"My husband went to our house yesterday and found it destroyed.

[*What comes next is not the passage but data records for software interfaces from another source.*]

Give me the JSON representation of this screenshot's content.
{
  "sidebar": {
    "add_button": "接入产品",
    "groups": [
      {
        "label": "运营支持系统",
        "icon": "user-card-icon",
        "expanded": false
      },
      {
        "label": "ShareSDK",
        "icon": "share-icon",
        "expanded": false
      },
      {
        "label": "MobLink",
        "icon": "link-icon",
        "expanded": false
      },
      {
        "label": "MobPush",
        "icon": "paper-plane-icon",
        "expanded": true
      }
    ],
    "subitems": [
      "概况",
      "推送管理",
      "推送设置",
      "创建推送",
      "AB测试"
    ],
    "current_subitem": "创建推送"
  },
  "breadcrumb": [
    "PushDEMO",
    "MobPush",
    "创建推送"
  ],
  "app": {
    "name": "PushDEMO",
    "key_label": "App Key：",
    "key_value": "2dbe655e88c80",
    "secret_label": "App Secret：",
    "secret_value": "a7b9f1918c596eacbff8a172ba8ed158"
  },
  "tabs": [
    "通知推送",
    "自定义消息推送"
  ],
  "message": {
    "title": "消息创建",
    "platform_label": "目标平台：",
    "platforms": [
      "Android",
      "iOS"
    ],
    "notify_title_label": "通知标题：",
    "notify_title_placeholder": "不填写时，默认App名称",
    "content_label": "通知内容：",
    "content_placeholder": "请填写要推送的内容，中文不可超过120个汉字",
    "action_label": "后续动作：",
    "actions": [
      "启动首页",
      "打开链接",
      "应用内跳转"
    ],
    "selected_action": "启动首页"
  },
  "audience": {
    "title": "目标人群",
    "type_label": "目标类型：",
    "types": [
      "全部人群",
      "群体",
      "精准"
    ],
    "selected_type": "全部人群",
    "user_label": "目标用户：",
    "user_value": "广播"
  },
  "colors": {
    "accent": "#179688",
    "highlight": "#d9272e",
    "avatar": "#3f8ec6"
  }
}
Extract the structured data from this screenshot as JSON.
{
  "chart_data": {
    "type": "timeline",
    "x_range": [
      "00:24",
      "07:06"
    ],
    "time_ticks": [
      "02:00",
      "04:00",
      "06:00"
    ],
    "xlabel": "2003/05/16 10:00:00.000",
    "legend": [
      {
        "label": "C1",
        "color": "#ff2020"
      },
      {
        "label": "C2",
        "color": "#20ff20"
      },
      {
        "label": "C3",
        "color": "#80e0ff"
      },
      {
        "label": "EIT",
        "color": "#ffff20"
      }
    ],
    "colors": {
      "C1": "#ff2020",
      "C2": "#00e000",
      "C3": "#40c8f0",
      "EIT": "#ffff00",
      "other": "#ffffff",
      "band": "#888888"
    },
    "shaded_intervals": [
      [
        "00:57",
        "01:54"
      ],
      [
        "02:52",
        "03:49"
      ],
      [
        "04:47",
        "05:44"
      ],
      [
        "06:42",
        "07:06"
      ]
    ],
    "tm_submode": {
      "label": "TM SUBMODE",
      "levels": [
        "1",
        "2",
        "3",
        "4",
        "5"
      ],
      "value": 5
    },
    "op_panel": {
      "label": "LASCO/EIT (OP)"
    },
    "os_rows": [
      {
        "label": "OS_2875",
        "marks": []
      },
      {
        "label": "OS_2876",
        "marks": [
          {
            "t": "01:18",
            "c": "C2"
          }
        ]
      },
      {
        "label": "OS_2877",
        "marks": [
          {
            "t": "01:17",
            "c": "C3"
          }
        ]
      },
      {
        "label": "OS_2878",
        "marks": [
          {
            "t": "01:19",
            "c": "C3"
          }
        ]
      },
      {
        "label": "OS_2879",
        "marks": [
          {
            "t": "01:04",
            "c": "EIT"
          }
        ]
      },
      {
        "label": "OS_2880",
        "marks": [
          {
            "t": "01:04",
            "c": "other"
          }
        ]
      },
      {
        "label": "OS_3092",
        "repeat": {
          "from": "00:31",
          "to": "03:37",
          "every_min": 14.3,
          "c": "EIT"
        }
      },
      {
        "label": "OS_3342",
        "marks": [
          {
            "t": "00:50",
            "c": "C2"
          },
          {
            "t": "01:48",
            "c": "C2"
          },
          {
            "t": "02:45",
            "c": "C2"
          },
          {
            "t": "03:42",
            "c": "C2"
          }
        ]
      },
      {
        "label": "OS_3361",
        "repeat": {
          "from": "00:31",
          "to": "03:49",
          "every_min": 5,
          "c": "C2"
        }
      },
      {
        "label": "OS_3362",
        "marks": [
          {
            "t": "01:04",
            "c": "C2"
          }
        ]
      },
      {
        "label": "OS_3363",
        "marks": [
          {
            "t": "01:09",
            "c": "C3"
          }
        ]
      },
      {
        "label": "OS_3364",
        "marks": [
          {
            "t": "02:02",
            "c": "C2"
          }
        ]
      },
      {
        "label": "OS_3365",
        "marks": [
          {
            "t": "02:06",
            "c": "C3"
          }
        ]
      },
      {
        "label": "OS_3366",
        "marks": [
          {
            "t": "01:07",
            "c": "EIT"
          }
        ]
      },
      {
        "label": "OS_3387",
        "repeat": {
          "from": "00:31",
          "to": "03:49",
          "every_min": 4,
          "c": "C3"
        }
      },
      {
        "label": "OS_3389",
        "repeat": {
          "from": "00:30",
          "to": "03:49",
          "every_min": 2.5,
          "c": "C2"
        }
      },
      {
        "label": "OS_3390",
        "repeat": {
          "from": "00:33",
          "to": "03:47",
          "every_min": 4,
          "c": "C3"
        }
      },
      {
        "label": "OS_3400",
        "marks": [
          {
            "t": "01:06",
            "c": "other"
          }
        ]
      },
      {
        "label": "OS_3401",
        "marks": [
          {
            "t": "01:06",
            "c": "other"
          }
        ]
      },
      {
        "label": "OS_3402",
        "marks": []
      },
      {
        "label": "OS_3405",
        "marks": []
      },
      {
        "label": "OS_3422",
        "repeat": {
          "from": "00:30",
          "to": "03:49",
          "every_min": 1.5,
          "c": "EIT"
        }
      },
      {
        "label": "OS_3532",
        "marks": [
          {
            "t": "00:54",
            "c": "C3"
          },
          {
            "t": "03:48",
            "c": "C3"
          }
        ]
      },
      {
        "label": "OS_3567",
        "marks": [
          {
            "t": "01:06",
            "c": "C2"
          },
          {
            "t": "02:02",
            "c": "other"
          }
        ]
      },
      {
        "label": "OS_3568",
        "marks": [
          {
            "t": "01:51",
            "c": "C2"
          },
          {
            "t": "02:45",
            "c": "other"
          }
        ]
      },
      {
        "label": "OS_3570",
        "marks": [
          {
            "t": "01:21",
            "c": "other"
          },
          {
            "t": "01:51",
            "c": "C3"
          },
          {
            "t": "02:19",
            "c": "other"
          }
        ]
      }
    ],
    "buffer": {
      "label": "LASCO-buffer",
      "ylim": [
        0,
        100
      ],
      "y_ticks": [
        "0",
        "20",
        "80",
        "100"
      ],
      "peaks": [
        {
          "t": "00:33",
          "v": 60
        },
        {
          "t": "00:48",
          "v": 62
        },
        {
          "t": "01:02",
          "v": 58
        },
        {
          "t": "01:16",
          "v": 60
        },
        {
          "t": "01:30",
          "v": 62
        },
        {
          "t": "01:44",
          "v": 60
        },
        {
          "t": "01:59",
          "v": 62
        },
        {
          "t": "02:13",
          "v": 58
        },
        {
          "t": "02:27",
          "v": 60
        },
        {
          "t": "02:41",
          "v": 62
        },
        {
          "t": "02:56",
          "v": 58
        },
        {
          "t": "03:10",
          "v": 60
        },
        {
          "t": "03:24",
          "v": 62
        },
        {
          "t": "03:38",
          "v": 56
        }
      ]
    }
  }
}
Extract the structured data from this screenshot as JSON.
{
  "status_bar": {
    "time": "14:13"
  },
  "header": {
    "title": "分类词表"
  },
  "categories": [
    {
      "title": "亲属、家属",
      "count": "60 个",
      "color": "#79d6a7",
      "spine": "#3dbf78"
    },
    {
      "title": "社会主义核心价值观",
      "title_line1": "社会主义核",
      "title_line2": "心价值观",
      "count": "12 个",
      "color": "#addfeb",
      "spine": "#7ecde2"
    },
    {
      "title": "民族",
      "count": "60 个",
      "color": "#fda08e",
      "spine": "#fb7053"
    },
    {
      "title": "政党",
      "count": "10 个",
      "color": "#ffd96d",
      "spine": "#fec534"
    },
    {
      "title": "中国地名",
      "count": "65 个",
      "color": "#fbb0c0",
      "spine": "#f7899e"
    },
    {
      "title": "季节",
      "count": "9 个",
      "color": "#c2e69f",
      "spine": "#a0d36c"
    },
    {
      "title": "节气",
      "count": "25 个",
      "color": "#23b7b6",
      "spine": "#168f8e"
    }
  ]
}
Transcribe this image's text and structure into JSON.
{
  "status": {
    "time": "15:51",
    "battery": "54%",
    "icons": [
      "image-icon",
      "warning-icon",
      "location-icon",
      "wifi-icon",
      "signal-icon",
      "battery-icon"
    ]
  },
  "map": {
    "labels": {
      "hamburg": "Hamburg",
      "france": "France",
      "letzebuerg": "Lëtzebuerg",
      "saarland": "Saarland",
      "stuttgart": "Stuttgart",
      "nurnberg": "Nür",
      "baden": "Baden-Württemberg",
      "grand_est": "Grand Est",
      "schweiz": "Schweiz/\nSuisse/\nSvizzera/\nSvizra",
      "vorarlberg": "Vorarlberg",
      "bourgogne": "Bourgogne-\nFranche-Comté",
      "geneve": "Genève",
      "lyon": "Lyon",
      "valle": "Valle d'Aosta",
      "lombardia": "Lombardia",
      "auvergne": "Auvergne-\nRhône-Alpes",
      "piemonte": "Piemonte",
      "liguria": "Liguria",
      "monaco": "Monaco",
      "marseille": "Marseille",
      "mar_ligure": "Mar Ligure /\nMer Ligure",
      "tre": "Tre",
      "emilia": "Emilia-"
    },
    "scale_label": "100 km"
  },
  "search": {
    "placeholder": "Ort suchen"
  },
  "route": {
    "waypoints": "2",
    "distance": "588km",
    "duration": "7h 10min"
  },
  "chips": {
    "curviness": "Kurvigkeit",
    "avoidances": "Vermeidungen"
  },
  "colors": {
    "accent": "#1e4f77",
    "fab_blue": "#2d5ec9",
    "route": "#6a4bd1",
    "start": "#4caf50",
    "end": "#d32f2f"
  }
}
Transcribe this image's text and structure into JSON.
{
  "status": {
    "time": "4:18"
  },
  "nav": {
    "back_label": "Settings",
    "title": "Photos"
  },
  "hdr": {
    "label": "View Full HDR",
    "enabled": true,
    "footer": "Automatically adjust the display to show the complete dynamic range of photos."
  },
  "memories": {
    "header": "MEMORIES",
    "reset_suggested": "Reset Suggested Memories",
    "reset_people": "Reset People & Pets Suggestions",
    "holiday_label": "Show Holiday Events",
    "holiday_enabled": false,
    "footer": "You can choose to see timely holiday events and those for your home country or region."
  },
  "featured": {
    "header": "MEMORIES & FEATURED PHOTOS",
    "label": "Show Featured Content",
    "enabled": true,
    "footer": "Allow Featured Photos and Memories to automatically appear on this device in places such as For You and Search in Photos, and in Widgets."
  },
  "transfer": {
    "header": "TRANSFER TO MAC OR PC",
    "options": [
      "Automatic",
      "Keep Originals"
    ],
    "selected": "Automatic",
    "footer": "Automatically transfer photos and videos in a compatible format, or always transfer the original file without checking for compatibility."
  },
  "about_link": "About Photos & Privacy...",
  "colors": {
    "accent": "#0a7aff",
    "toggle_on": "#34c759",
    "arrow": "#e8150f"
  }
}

We came back together today to get our things," she added, gesturing to the five large bags of possession surrounding her.
Dozens of families were doing the same, gathering whatever clothes and keepsakes could be salvaged.
Nawal al-Masri, 51, had worked in the Old City as a seamstress and returned to check on her former workshop.
"Everything is destroyed, all the sewing machines have been stolen, the fridge has been stolen, even the generator," she said.
"I've worked here for 30 years," she added.
"There's nothing left except one basket, in which I found a single pair of scissors."
She said she planned to file a request for compensation from a $588,000 fund set up by the local chamber of industry.
Barazi told SANA he was forming committees of local residents to assess the damage.
The evacuation of the Old City by the rebels has been a symbolic coup for the regime.
State media broadcast live footage from inside the Old City, interviewing returning residents who expressed their gratitude to the army and Assad.
They filmed inside an Armenian church compound part of which the rebels has used as a headquarters and field hospital, with a room filled with hospital beds and medicines.
In the courtyard, rebel graffiti remained, reading "Down with Assad," and "the days are numbered, the end is coming."
Outside, damage was visible to the compound's facade, and opposite a wall had been painted with the flag of the Syrian uprising.
The deal to evacuate the Old City involved the release of hostages being held by rebels elsewhere in Syria, and the entry of aid to two towns under opposition siege.
A dispute over the aid delivery held up the deal half-way through, but on Friday assistance entered Nubol and Zahraa, and the final rebels left Homs.
The rebels were allowed to leave with some weapons and granted safe passage to opposition-held territory elsewhere in Homs province.
But the government has claimed the deal as a victory, less than a month before a presidential election that is expected to return Assad to office.